Two years ago and even last season, I was on edge the week of the Texas-OU game, and not because of its annual national title implications. But because it would bring the national media out of the woodwork, clamoring to the "Piney Woods" to talk to the quarterback who was supposed to be playing in that game.
Oklahoma is in Rhett's past. He has said it on numerous occasions, and I believe him. I have come to believe it myself. That is why when I set up an interview this week with Rhett and Austin Murphy at Sports Illustrated, it never dawned on me he would want to talk about the Texas-OU game.
Rhett has moved past it. I guess I assumed everyone had too. I sat in the office and listened to Rhett talk to Murphy. The conversation started innocent enough. He was asked a little bit about the conference and the opponents he has faced.

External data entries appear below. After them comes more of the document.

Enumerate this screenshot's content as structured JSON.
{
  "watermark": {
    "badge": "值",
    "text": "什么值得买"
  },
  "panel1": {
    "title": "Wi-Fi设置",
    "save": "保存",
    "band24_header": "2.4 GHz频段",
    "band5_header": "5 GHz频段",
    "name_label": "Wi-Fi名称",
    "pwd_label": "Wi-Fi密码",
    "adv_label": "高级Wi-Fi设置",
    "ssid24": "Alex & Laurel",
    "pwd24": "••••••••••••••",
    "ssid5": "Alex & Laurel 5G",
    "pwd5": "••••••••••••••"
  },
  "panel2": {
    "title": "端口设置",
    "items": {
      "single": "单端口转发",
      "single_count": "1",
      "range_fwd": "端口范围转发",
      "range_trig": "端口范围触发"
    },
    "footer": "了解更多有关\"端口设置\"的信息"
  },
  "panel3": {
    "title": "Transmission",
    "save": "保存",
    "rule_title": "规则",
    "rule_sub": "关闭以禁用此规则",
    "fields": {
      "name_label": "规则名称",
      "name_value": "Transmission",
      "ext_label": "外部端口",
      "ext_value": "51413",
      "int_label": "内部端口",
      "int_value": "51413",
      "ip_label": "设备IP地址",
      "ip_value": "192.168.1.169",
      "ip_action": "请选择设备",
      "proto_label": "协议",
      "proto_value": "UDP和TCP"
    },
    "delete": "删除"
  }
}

It sounded like a question about the Kansas game came up and now he had Rhett talking about a Big 12 team. That is when he started asking about the game this weekend, and not the Bearkats' game against Central Arkansas. The Horns and the Sooners were the topic of the next few questions.
Rhett's posture changed. He was no longer sitting up in the chair but instead slumped over with his head on the desk. He had been here before with this line of questioning, but it had been a while. Rhett gave an answer to just about every question, giving Murphy just enough of a quote to tease him, before stopping short.
From there the questions moved to Rhett's situation at Oklahoma. While visibly put out by line of questions, Rhett kept talking. He answered the questions just like he always has, refusing to give out any information about anyone but himself.
Just as he has done time and time again, he took responsibility for his part of what happened at Oklahoma, and on more than one occasion, reminded Murphy he has moved on and is happy. Murphy is a pro. He could see he was not going to get any farther with those questions, so he changed topics.
That is when I realized Rhett truly is a Bearkat now and not a "former Oklahoma quarterback." Murphy started asking Rhett questions about the prisons. Anyone who has been in Huntsville for any amount of time has been asked about the prisons.
It is the favorite topic, and often a punch line by the national media, when talking about Sam Houston State. For people like me, who have been associated with this school as a student, alum, writer and now employee, we have heard the questions over and over. They are our "Oklahoma" questions if you will.
If a writer has nothing else to write, he writes about the prisons, and just like when Rhett gets asked about Oklahoma, it get old fast. But Rhett has handled everything better than could be imagined. I know he has to get frustrated. I do.
Nervously I have waited for the article to hit the web on SI.com. It could have been written any one of several directions, but I had a good idea of which way it would go. With everyone talking about Texas-OU, Rhett's past was bound to be more of a focus rather than his bright future at SHSU and later in the NFL.
The story was released Thursday, and it was pretty much what I expected. But the lead is what confirmed Rhett is now truly a Bearkat.
"One of the first things people told Rhett Bomar when he got to Huntsville,
Texas: Don't pick up hitchhikers. Situated in the Piney Woods, 70 miles north of
Houston, Huntsville is the location of Sam Houston State, Bomar's second
college. It's also home to eight prisons, including what was for many years the
nation's busiest execution chamber."
No mention of Oklahoma. This might be the first story about Rhett not written by the Huntsville Item to do this. A good chunk of the story was about the "Red River Rivalry" and about Rhett's past at Oklahoma. Murphy attempts to read between the lines to try to gain more of an understanding about what might have happened at that car dealership in Norman three years ago.
I have started to realized that no matter how much I or Rhett or his family or anyone else has moved on, Rhett's ties to Oklahoma will always be there. 20 years from now there will be people who remember Rhett for what happened at Oklahoma and nothing else. That is pretty much a given.
Just like people who worked at SMU in the 80's are still asked about the "Death Penalty" and Hall of Famer George Brett is still asked about the pine tar incident, Rhett will be asked about Oklahoma. It will always be a footnote to his career and life.
There are not many 19, 20 or 21-year olds who have had to go through what Rhett has endured the last three years of his life. He has handled it better than ever could have been expected.
Everyone does things in college that they regret and 10 years later sit around the poker table with friends and talk about how stupid they were and how lucky they are that nothing serious ever happened to them. They can laugh about it now. Difference is, 99 percent of those people never had a story written about what they did. ESPN wasn't looking for an interview to talk about. Sports Illustrated didn't call three years later still looking for more to the story.
While I thought this was just about over, I am starting to see that over the course of Rhett's life, this story may still be in the early stages.
In the three years I have gotten to know Rhett, one thing I have come to realize about him is his strength, and I am not talking about in the weight room. While he will always carry this around with him, I am confident it will become merely a footnote in his life and not the incident that defines him.